Page and application data records:
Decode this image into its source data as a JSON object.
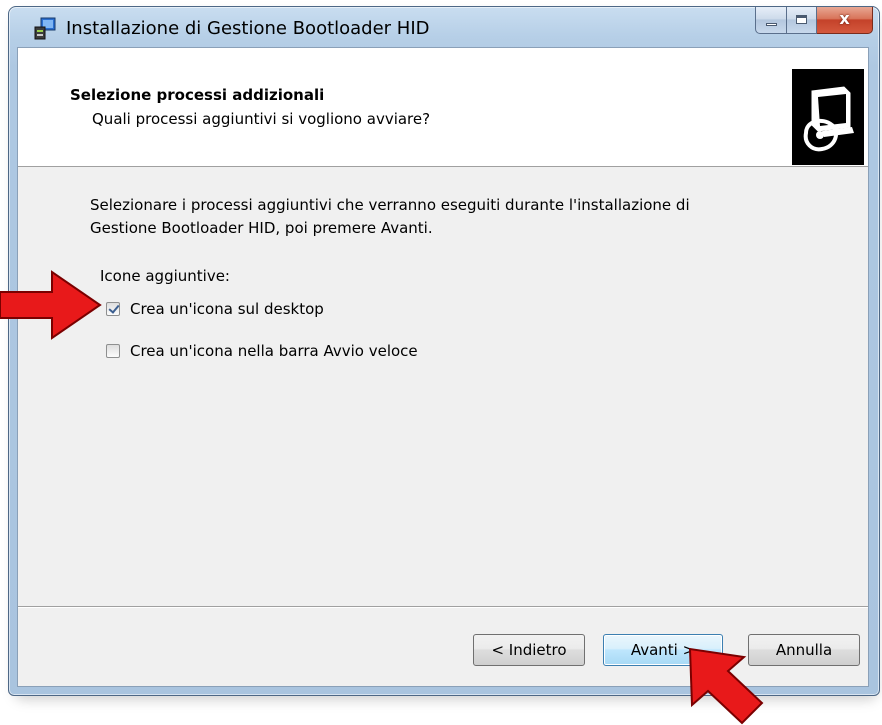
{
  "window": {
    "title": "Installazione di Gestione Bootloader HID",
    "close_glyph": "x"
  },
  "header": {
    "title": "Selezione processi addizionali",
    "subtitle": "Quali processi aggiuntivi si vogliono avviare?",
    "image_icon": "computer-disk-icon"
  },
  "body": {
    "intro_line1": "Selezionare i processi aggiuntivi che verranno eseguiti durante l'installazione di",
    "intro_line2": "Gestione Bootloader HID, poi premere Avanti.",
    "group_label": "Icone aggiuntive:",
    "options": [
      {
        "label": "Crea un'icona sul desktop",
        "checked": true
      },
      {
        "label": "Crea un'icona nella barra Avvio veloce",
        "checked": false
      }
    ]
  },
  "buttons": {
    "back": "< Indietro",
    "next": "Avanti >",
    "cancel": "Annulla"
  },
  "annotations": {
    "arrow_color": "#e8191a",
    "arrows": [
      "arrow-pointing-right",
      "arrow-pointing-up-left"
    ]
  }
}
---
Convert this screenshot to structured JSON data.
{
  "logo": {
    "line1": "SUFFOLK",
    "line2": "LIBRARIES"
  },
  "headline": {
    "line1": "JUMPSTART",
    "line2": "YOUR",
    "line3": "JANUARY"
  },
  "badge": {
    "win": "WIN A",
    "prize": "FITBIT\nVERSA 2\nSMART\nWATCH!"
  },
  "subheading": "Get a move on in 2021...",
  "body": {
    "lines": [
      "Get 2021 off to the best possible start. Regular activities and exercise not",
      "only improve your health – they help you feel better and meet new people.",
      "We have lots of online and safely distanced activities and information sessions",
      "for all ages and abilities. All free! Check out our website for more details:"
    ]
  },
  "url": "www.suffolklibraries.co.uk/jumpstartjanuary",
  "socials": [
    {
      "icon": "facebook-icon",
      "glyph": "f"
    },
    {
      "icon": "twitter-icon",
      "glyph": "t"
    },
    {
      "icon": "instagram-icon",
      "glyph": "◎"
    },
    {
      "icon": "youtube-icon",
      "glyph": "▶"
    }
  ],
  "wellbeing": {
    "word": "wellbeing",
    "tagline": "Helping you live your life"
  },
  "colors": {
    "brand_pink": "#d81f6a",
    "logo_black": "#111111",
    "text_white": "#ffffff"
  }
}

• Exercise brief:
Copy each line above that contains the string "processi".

• Solution to the exercise:
    "title": "Selezione processi addizionali",
    "subtitle": "Quali processi aggiuntivi si vogliono avviare?",
    "intro_line1": "Selezionare i processi aggiuntivi che verranno eseguiti durante l'installazione di",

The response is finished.